**What you are asked to do**
Search the listing below for the word "Batteries", and copy every line in which it turns up.

**Record extracts**
##############################

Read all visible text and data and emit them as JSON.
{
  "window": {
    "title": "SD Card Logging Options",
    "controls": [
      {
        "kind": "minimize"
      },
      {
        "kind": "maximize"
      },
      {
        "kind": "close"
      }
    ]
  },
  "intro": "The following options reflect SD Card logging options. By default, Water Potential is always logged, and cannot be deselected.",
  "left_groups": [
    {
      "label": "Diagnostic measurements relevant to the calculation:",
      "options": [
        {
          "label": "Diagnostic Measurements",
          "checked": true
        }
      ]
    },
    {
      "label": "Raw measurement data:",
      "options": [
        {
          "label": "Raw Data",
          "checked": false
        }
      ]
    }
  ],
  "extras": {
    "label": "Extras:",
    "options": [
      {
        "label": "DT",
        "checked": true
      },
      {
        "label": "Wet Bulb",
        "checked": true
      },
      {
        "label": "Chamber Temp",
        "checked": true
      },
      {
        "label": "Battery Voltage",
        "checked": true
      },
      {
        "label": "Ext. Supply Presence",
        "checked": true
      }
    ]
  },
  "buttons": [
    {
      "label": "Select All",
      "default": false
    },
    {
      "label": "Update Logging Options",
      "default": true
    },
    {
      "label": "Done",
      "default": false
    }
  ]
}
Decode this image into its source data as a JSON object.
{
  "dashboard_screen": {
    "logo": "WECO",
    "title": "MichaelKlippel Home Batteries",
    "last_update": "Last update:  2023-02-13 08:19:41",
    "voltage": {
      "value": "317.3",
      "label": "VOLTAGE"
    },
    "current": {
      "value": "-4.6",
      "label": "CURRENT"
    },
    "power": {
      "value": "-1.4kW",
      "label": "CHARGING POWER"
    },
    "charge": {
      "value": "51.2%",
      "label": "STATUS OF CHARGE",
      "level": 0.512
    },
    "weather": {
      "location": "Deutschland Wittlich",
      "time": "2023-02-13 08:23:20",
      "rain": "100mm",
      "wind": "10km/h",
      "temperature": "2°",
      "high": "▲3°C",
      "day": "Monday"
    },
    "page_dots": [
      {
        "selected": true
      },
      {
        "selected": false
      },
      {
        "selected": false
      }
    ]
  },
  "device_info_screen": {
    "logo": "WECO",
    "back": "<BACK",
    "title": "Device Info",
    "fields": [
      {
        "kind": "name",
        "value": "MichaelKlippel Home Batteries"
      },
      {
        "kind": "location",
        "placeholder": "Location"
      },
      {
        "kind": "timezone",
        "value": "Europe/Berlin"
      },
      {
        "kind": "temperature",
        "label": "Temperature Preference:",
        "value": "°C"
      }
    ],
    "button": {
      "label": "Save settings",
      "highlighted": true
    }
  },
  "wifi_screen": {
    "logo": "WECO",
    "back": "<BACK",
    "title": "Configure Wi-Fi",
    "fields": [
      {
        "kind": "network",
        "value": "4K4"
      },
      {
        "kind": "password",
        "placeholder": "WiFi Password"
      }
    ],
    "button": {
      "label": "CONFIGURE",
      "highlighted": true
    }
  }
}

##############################

**The completed task**
    "title": "MichaelKlippel Home Batteries",
        "value": "MichaelKlippel Home Batteries"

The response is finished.